*** Supplied data ***
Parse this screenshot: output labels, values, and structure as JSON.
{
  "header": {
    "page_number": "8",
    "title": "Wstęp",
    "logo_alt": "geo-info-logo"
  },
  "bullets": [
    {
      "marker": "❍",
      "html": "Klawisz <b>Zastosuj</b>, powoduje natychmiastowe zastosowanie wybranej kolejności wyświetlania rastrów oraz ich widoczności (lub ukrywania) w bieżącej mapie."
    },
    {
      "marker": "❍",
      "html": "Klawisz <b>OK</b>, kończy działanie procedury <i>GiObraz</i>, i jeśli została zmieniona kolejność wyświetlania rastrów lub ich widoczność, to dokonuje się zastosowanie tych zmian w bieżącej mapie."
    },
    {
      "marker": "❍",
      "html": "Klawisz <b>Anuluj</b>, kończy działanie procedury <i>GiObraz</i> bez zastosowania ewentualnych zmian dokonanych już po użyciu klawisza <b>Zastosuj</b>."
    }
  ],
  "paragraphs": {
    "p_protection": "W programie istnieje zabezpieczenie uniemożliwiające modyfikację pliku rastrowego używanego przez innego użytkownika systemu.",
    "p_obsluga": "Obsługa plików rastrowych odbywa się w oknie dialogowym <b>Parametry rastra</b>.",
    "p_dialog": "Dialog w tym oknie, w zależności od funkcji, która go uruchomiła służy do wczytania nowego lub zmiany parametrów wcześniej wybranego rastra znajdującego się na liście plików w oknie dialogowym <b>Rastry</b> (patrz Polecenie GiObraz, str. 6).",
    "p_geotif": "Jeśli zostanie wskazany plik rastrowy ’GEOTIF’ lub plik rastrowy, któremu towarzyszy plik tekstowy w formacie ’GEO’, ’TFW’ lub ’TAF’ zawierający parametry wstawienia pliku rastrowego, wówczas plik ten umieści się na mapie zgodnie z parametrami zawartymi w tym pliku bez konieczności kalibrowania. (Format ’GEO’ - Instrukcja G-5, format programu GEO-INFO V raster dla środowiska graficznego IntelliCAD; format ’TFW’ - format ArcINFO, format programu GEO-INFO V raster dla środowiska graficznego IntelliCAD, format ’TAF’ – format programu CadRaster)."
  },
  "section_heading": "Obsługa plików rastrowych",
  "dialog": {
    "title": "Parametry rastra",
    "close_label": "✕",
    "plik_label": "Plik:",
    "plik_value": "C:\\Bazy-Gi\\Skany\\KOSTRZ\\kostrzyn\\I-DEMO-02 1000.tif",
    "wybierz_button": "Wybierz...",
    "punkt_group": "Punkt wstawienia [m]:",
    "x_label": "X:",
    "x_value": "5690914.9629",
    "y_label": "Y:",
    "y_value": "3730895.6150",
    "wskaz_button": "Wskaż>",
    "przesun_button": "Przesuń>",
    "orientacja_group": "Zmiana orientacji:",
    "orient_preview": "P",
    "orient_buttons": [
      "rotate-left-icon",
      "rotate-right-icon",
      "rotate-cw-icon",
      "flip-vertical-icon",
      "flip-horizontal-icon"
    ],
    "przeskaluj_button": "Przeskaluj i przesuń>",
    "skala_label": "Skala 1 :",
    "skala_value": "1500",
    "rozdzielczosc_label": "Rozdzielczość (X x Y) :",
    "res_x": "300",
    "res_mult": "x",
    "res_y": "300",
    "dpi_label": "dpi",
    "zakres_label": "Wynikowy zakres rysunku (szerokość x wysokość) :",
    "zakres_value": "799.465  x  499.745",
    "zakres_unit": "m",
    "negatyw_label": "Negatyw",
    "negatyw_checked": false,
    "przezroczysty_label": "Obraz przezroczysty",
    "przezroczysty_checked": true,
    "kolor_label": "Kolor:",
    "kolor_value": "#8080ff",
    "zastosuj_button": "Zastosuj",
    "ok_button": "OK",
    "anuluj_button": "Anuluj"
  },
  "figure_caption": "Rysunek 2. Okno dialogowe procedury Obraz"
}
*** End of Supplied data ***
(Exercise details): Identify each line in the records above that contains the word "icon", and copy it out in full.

(Response for this exercise):
      "rotate-left-icon",
      "rotate-right-icon",
      "rotate-cw-icon",
      "flip-vertical-icon",
      "flip-horizontal-icon"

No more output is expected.